Born in Hamburg in 1634, Cornelius was just 6 years old when his father Hans Berenberg Jr. died in 1640. Cornelius left school and started to work in the family company, which was led by his other brothers Rudolf and Johann and his uncle Andreas. Young Cornelius soon proved himself a far-sighted, daring merchant and a man of character who opened up new horizons for the Berenberg company. His sense of tradition was paired with a true Hanseatic outlook, as the third generation of his family to be merchants in Hamburg. His grandfather Hans and his brother Paul had come to Hamburg towards the end of the 16th century from Holland, as did other families later to become city leaders like the Amsincks, Verpoortens and Groenedals.

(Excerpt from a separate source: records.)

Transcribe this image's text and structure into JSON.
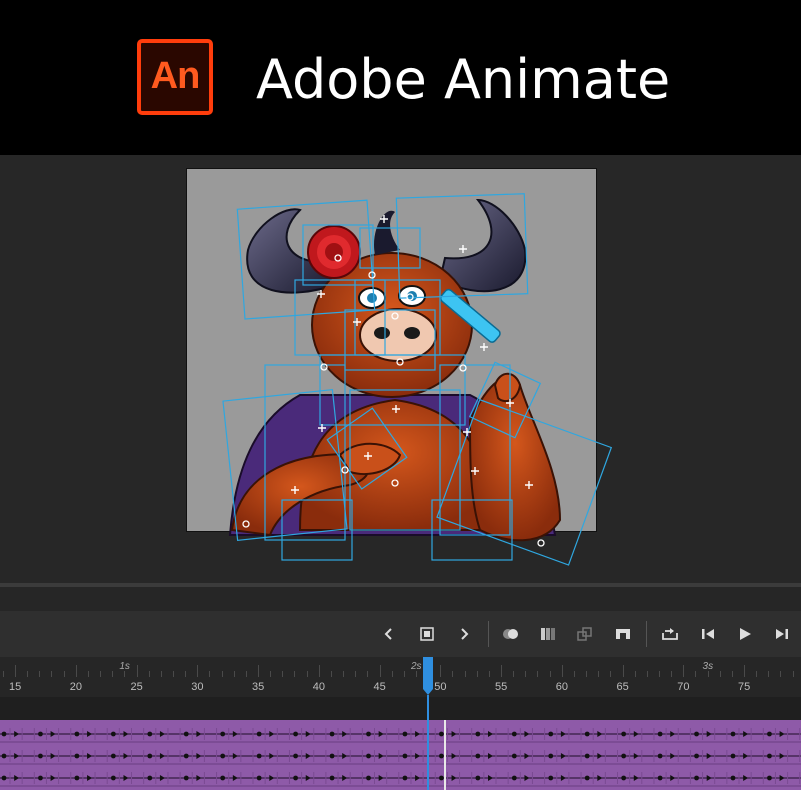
{
  "banner": {
    "logo_text": "An",
    "title": "Adobe Animate"
  },
  "toolbar": {
    "buttons": [
      "prev-frame-icon",
      "insert-keyframe-icon",
      "next-frame-icon",
      "onion-skin-icon",
      "edit-multiple-frames-icon",
      "sync-symbols-icon",
      "insert-frame-icon",
      "loop-icon",
      "step-back-icon",
      "play-icon",
      "step-forward-icon"
    ]
  },
  "timeline": {
    "seconds": [
      {
        "label": "1s",
        "frame": 24
      },
      {
        "label": "2s",
        "frame": 48
      },
      {
        "label": "3s",
        "frame": 72
      }
    ],
    "frame_labels": [
      "15",
      "20",
      "25",
      "30",
      "35",
      "40",
      "45",
      "50",
      "55",
      "60",
      "65",
      "70",
      "75"
    ],
    "first_frame": 15,
    "current_frame": 49
  },
  "colors": {
    "accent": "#2f8fe0",
    "track": "#8e5aa8",
    "brand": "#ff3d0c"
  }
}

The Berenbergs opened a trading company in 1590.
Thanks to good contacts throughout Europe the brothers enjoyed success dealing in cloth, grain, spices and salt. Within a few years their trading house had grown to one of the city’s highest-earning companies. Even in the murderous turmoil of the 30 Years’ War, through skilful diplomacy Hamburg remained neutral to the benefit of its merchants. The Berenbergs tripled their revenues. The first two generations of Berenbergs had thought of themselves as Dutchmen in Hamburg, but Cornelius was the first who considered himself entirely a native of Hamburg. For him, the family history had started with the founding of the company in 1590, and he wanted to demonstrate his Hanseatic consciousness to the world.
On 20 June 1684 he was the first Berenberg to take the Hamburg oath of citizenship. From now on, his descendants would be able to hold public office, as the City of Hamburg permitted its new citizens to hold office if they were of means and owned an inherited house.

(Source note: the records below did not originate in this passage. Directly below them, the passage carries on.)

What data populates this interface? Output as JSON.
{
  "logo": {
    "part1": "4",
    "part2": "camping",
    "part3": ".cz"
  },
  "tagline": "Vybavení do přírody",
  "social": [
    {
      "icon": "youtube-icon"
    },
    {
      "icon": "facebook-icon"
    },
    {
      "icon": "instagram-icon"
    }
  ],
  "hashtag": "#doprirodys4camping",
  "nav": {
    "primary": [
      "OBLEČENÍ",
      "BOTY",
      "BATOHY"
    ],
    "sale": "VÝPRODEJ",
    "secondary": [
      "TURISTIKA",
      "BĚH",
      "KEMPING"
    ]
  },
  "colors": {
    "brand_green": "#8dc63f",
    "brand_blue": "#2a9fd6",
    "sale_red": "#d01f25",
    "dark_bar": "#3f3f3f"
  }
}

The Dutch fleet ruled the waves and controlled overseas trade, but Cornelius Berenberg used every opportunity to expand his international business activities. Thus, he was involved in 1670 when Hamburg sent 40 whaling ships to Greenland for the first time. As a “share shipper” he not only had a share in whaling and trading trips, he also bought whale oil, had it processed to lubricating and lamp oil, soap, pomades and medical salves, and exported the finished products.

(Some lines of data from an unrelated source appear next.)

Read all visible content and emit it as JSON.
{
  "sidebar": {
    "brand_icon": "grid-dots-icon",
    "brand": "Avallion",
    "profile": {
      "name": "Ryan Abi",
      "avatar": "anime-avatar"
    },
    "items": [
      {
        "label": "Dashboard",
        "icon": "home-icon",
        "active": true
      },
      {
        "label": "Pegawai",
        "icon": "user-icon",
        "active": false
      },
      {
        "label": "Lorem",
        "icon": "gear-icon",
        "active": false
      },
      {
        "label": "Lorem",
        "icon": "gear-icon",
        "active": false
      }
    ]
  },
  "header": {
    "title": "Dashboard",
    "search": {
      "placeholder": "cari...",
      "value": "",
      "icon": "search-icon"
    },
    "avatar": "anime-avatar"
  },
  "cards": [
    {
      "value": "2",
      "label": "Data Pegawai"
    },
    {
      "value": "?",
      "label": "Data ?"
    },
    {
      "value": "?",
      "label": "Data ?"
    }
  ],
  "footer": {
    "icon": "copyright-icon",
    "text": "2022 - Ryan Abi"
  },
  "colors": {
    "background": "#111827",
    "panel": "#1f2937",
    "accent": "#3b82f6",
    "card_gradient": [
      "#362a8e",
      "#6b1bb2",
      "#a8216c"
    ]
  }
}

Cornelius Berenberg also had interests in sea insurance, which took in premiums and paid out benefits for certain kinds of damages. The family belonged to the the association of Hamburg Insurers and co-founded the “Commerce Deputation” of the “Merchants Trading at Sea,” later to become the Chamber of Commerce. International business and banking activities Cornelius was the first Berenberg who can be proven to have acted as a banker.
The Hamburg Bank was founded in 1619 and the Berenbergs were among the shareholders. At that time there were hundreds of currencies within the “Roman Empire of German Nation,” with fluctuating exchange rates. The Hamburg “Mark Banco” was tied to the silver standard and was one of the most stable currencies in Europe for generations, as was the Dutch guilder, which for 200 years was minted of 9.6 grams of fine silver. Europe already had a system for cashless payment, so cash was not shipped over long distances from Hamburg. Instead, a creditor in Leipzig could demand payment from a trader with debts in Hamburg, and the transaction would be handled on the exchange. Amsterdam was the largest exchange at the time. Later London would take over that position. In Germany, Hamburg as a commercial centre was also a financial centre.
Cornelius Berenberg financed his colleagues’ business endeavours and made out mortgage loans. Since stock as we know it did not exist at the time, mortgages were a way to invest unneeded capital to earn interest, or boost liquidity with mortgage credit. Cornelius Berenberg also did well on exchange transactions between the many German and European currencies. As a person who enjoyed great respect, he was entrusted with many executorships and appointed to many boards of trustees.
When Cornelius Berenberg died in 1711 at the age of 77, he left his sons Rudolf and Johann a flourishing business.